-- Opening Marker --

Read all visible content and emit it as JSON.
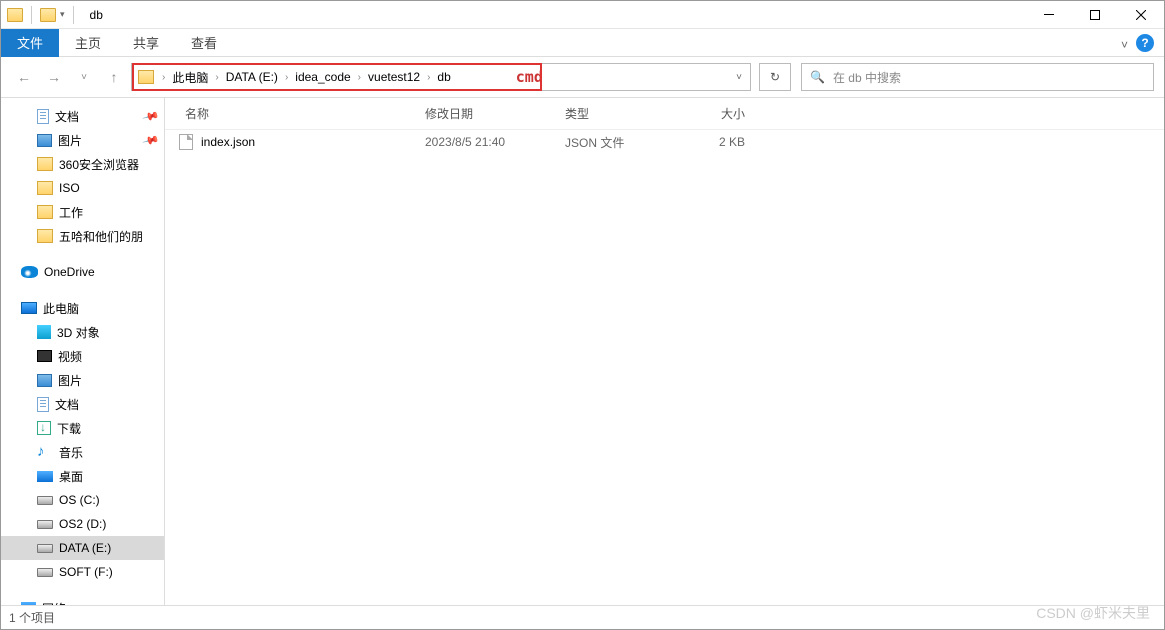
{
  "titlebar": {
    "title": "db"
  },
  "ribbon": {
    "file": "文件",
    "tabs": [
      "主页",
      "共享",
      "查看"
    ]
  },
  "address": {
    "crumbs": [
      "此电脑",
      "DATA (E:)",
      "idea_code",
      "vuetest12",
      "db"
    ],
    "cmd": "cmd",
    "search_placeholder": "在 db 中搜索"
  },
  "sidebar": {
    "quick": [
      {
        "label": "文档",
        "icon": "doc",
        "pinned": true
      },
      {
        "label": "图片",
        "icon": "pic",
        "pinned": true
      },
      {
        "label": "360安全浏览器",
        "icon": "folder"
      },
      {
        "label": "ISO",
        "icon": "folder"
      },
      {
        "label": "工作",
        "icon": "folder"
      },
      {
        "label": "五哈和他们的朋",
        "icon": "folder"
      }
    ],
    "onedrive": "OneDrive",
    "thispc": "此电脑",
    "pc_items": [
      {
        "label": "3D 对象",
        "icon": "3d"
      },
      {
        "label": "视频",
        "icon": "vid"
      },
      {
        "label": "图片",
        "icon": "pic"
      },
      {
        "label": "文档",
        "icon": "doc"
      },
      {
        "label": "下载",
        "icon": "dl"
      },
      {
        "label": "音乐",
        "icon": "music"
      },
      {
        "label": "桌面",
        "icon": "desk"
      },
      {
        "label": "OS (C:)",
        "icon": "drive"
      },
      {
        "label": "OS2 (D:)",
        "icon": "drive"
      },
      {
        "label": "DATA (E:)",
        "icon": "drive",
        "selected": true
      },
      {
        "label": "SOFT (F:)",
        "icon": "drive"
      }
    ],
    "network": "网络"
  },
  "columns": {
    "name": "名称",
    "date": "修改日期",
    "type": "类型",
    "size": "大小"
  },
  "files": [
    {
      "name": "index.json",
      "date": "2023/8/5 21:40",
      "type": "JSON 文件",
      "size": "2 KB"
    }
  ],
  "status": {
    "text": "1 个项目"
  },
  "watermark": "CSDN @虾米夫里"
}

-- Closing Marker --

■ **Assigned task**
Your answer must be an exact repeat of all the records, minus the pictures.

■ **Result**
Read all visible content and emit it as JSON.
{
  "titlebar": {
    "title": "db"
  },
  "ribbon": {
    "file": "文件",
    "tabs": [
      "主页",
      "共享",
      "查看"
    ]
  },
  "address": {
    "crumbs": [
      "此电脑",
      "DATA (E:)",
      "idea_code",
      "vuetest12",
      "db"
    ],
    "cmd": "cmd",
    "search_placeholder": "在 db 中搜索"
  },
  "sidebar": {
    "quick": [
      {
        "label": "文档",
        "icon": "doc",
        "pinned": true
      },
      {
        "label": "图片",
        "icon": "pic",
        "pinned": true
      },
      {
        "label": "360安全浏览器",
        "icon": "folder"
      },
      {
        "label": "ISO",
        "icon": "folder"
      },
      {
        "label": "工作",
        "icon": "folder"
      },
      {
        "label": "五哈和他们的朋",
        "icon": "folder"
      }
    ],
    "onedrive": "OneDrive",
    "thispc": "此电脑",
    "pc_items": [
      {
        "label": "3D 对象",
        "icon": "3d"
      },
      {
        "label": "视频",
        "icon": "vid"
      },
      {
        "label": "图片",
        "icon": "pic"
      },
      {
        "label": "文档",
        "icon": "doc"
      },
      {
        "label": "下载",
        "icon": "dl"
      },
      {
        "label": "音乐",
        "icon": "music"
      },
      {
        "label": "桌面",
        "icon": "desk"
      },
      {
        "label": "OS (C:)",
        "icon": "drive"
      },
      {
        "label": "OS2 (D:)",
        "icon": "drive"
      },
      {
        "label": "DATA (E:)",
        "icon": "drive",
        "selected": true
      },
      {
        "label": "SOFT (F:)",
        "icon": "drive"
      }
    ],
    "network": "网络"
  },
  "columns": {
    "name": "名称",
    "date": "修改日期",
    "type": "类型",
    "size": "大小"
  },
  "files": [
    {
      "name": "index.json",
      "date": "2023/8/5 21:40",
      "type": "JSON 文件",
      "size": "2 KB"
    }
  ],
  "status": {
    "text": "1 个项目"
  },
  "watermark": "CSDN @虾米夫里"
}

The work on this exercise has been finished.